A Japanese flotilla from Japan's coast guard is vigilant in defending the waters off the Senkaku/Diaoyu islands. (Al Jazeera English/Flickr)
In 2012, a cluster of uninhabited islets — the Senkaku/Diaoyu chain — became the focal point for a dangerous drama between China and Japan, with Taiwan cast in a supporting role. The decades-old dispute intensified as nationalist passions flared, often with official encouragement, against a backdrop of strategic tension as China’s waxing ambitions stretch the seams of the East Asian maritime order. They must manage the dispute more responsibly in 2013 if they are to avoid conflict and realize the potential economic payoffs of cooperation in the East China Sea.
Domestic political circumstances certainly did not help in 2012. As elections approached in Japan, incumbent Prime Minister Yoshihiko Noda sagged under the weight of a weak economy and faced pressure on his right not to kowtow to a rising China. In Beijing, the newly anointed Xi Jinping likewise had strong incentive not to appear weak, taking the helm of a communist party that continues to rely on nationalism — and thus the specter of Japanese imperialism — to compensate for its deficit in democratic legitimacy. In both states, credible legal claims and historical mistrust made it easy to mobilize popular support for hardline positions that will be hard to unwind.
By year’s end, the outlook was grim. Japan’s new prime minister, the conservative Shinzo Abe, campaigned on a platform of keeping Japan strong and secure. He emerged from his landslide victory in December insisting that there was “no room for talks” on the sovereignty of the Senkakus. China sent maritime surveillance planes over the islets, and Japan countered with F-15 fighter aircraft to intercept them. The influential Chinese Academy of Social Sciences opined that conflict over the islands is inevitable.
That is indeed a real risk. Both Abe and Xi have ample strategic and domestic political incentives not to signal softness or appear to back down. Increasing maritime patrols presage further incidents at sea. The arousal of nationalist groups — whether seeking to plant flags on rocky shores or simply waving them in the streets — will make it difficult for leaders to turn the other cheek when incidents occur, leading to real possibilities of escalation.

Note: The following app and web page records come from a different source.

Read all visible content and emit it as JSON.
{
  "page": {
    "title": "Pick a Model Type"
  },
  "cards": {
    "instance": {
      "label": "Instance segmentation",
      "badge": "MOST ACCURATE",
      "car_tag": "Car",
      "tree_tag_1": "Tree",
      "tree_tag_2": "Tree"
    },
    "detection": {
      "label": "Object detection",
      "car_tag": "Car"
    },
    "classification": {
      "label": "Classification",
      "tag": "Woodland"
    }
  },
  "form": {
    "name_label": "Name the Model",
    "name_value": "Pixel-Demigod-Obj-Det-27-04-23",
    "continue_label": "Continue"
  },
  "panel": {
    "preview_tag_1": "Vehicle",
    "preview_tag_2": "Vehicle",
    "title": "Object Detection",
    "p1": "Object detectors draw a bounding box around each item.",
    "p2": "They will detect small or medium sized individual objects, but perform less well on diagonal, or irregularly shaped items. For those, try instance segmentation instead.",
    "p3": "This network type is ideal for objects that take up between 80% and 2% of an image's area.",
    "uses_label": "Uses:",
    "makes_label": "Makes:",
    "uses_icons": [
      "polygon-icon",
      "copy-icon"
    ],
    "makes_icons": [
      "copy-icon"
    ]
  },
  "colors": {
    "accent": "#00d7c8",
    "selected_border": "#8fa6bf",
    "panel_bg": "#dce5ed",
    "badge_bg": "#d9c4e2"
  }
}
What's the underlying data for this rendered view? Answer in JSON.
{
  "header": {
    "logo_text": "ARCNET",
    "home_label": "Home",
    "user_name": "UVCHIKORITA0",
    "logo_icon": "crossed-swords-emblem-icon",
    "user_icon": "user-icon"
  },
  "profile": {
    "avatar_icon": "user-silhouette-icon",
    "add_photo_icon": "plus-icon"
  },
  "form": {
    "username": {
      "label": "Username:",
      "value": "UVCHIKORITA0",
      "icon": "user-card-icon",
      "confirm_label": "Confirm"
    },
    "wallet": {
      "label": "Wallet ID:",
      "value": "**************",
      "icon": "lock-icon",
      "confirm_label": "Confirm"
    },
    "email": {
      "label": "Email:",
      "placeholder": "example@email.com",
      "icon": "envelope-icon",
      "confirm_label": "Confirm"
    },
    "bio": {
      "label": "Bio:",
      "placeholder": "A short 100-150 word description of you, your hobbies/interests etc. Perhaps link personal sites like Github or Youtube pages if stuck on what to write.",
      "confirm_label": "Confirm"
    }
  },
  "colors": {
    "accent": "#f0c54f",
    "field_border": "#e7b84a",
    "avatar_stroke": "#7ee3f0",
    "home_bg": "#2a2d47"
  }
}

Yet there are some reasons for optimism. Neither government appears to want a war, as armed conflict is unlikely to give either side what it wants. For China, Japan’s qualitative naval superiority and security treaty with the United States — which obligates U.S. support for Japan in event of attack — dim the prospects of a maritime victory. For Japan, a win would at best be pyrrhic. Defending a few small islets with uncertain adjoining maritime rights would be little reward for risking a rupture in economic ties and adding fuel to Chinese nationalism and military modernization.
In both China and Japan, nationalism is a potent political commodity, but economic performance is a safer and more durable basis for popular support. Abe’s Liberal Democratic Party (LDP) exploited the island disputes for electoral advantage, but the LDP’s victory owes primarily to voters’ concerns about their pocketbooks. If Abe wants to end Japan’s seven-year game of prime ministerial musical chairs, he must prioritize reviving a phlegmatic economy. Xi Jinping, too, is settling into office at a time when China’s economic slowdown is contributing to rising domestic unrest. Feuding with Japan is a good way to bring frustrated Chinese into the streets but does not fill their empty stomachs.
In 2012, rival claimants too often framed the Senkaku/Diaoyu issue as a zero-sum struggle for sovereignty of the islets. That frame taps into norms of territorial integrity and has served the short-term interests of some politicians, but it offers little hope for a solution. Even armed conflict is unlikely to resolve the question of who owns the islets and the surrounding seabed, where the real treasure of oil and gas deposits are believed to lie. Even an unlikely agreement on the sovereignty of the islets themselves would not resolve the crisscrossing lines of competing maritime claims around them. As long as the stalemate endures, no claimant will be able to access energy resources safely.
Abe, Xi, and Taiwanese President Ma Ying-Jeou would be better off framing the issue as part of a broader disagreement over prized resources throughout the East China Sea. An economic pie would be easier to divide than a territorial one, and the claimants need not agree on the sovereignty question to discuss energy exploration. Such talks would enable the claimants to back away from the brink of war without necessarily losing face. Meanwhile, deferring the sovereignty debate would provide some cooling time and a chance for the two states to patch some fences before returning to it later.
This is not to say that negotiating access to sea blocks would be simple. Claimants would still have ample political incentives to refuse to compromise. The sovereignty question would linger, and nationalist citizens, opportunistic politicians, or military mishaps could trigger incidents that bring the islets back to center stage. But a greater focus on economic opportunities would put the dispute — and the claimants’ broader triangular relationship — in a perspective more conducive to peace in 2013.